## App and web page records

* * * * * * * * *

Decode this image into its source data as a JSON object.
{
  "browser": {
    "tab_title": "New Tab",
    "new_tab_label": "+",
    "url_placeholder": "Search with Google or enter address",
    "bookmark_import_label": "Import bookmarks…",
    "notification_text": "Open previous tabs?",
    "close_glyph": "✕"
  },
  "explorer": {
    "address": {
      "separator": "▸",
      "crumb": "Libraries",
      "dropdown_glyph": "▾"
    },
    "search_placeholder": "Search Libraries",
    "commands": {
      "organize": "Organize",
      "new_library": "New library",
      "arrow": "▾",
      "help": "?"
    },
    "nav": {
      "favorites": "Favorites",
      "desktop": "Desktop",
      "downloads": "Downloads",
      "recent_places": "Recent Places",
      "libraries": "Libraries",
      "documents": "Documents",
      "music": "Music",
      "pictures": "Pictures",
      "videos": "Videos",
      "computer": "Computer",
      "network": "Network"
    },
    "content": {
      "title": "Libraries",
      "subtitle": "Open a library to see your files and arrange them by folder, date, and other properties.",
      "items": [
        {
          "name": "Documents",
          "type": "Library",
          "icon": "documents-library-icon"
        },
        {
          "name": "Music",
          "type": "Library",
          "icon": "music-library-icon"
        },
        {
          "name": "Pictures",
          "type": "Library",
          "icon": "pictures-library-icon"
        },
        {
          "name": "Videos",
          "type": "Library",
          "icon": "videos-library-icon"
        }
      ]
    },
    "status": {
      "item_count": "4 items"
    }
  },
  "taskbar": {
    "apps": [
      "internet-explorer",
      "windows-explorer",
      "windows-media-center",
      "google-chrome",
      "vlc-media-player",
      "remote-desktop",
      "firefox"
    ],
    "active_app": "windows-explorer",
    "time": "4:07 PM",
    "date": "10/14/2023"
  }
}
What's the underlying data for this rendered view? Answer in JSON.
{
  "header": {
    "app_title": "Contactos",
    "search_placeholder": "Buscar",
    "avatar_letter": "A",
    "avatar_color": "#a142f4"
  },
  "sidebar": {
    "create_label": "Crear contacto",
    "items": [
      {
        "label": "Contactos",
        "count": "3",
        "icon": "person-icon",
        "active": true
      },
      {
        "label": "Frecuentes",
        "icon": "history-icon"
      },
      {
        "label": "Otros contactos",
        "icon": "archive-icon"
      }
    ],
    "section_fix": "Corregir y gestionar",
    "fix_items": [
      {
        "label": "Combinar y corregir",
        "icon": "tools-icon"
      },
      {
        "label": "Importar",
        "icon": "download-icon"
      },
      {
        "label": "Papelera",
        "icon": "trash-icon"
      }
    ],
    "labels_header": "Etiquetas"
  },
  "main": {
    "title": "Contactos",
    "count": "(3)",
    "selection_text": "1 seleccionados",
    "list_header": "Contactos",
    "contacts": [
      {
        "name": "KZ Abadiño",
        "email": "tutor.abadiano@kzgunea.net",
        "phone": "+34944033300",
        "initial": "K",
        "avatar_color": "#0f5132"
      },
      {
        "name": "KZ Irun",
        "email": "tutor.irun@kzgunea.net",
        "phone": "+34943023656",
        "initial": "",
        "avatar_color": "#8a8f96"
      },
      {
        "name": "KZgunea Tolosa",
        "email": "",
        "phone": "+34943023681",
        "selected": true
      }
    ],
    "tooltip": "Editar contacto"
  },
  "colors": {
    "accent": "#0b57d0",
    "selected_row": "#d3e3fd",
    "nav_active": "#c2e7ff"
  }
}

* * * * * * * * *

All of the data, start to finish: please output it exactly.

Decode this image into its source data as a JSON object.
{
  "browser": {
    "tab_title": "New Tab",
    "new_tab_label": "+",
    "url_placeholder": "Search with Google or enter address",
    "bookmark_import_label": "Import bookmarks…",
    "notification_text": "Open previous tabs?",
    "close_glyph": "✕"
  },
  "explorer": {
    "address": {
      "separator": "▸",
      "crumb": "Libraries",
      "dropdown_glyph": "▾"
    },
    "search_placeholder": "Search Libraries",
    "commands": {
      "organize": "Organize",
      "new_library": "New library",
      "arrow": "▾",
      "help": "?"
    },
    "nav": {
      "favorites": "Favorites",
      "desktop": "Desktop",
      "downloads": "Downloads",
      "recent_places": "Recent Places",
      "libraries": "Libraries",
      "documents": "Documents",
      "music": "Music",
      "pictures": "Pictures",
      "videos": "Videos",
      "computer": "Computer",
      "network": "Network"
    },
    "content": {
      "title": "Libraries",
      "subtitle": "Open a library to see your files and arrange them by folder, date, and other properties.",
      "items": [
        {
          "name": "Documents",
          "type": "Library",
          "icon": "documents-library-icon"
        },
        {
          "name": "Music",
          "type": "Library",
          "icon": "music-library-icon"
        },
        {
          "name": "Pictures",
          "type": "Library",
          "icon": "pictures-library-icon"
        },
        {
          "name": "Videos",
          "type": "Library",
          "icon": "videos-library-icon"
        }
      ]
    },
    "status": {
      "item_count": "4 items"
    }
  },
  "taskbar": {
    "apps": [
      "internet-explorer",
      "windows-explorer",
      "windows-media-center",
      "google-chrome",
      "vlc-media-player",
      "remote-desktop",
      "firefox"
    ],
    "active_app": "windows-explorer",
    "time": "4:07 PM",
    "date": "10/14/2023"
  }
}
What's the underlying data for this rendered view? Answer in JSON.
{
  "header": {
    "app_title": "Contactos",
    "search_placeholder": "Buscar",
    "avatar_letter": "A",
    "avatar_color": "#a142f4"
  },
  "sidebar": {
    "create_label": "Crear contacto",
    "items": [
      {
        "label": "Contactos",
        "count": "3",
        "icon": "person-icon",
        "active": true
      },
      {
        "label": "Frecuentes",
        "icon": "history-icon"
      },
      {
        "label": "Otros contactos",
        "icon": "archive-icon"
      }
    ],
    "section_fix": "Corregir y gestionar",
    "fix_items": [
      {
        "label": "Combinar y corregir",
        "icon": "tools-icon"
      },
      {
        "label": "Importar",
        "icon": "download-icon"
      },
      {
        "label": "Papelera",
        "icon": "trash-icon"
      }
    ],
    "labels_header": "Etiquetas"
  },
  "main": {
    "title": "Contactos",
    "count": "(3)",
    "selection_text": "1 seleccionados",
    "list_header": "Contactos",
    "contacts": [
      {
        "name": "KZ Abadiño",
        "email": "tutor.abadiano@kzgunea.net",
        "phone": "+34944033300",
        "initial": "K",
        "avatar_color": "#0f5132"
      },
      {
        "name": "KZ Irun",
        "email": "tutor.irun@kzgunea.net",
        "phone": "+34943023656",
        "initial": "",
        "avatar_color": "#8a8f96"
      },
      {
        "name": "KZgunea Tolosa",
        "email": "",
        "phone": "+34943023681",
        "selected": true
      }
    ],
    "tooltip": "Editar contacto"
  },
  "colors": {
    "accent": "#0b57d0",
    "selected_row": "#d3e3fd",
    "nav_active": "#c2e7ff"
  }
}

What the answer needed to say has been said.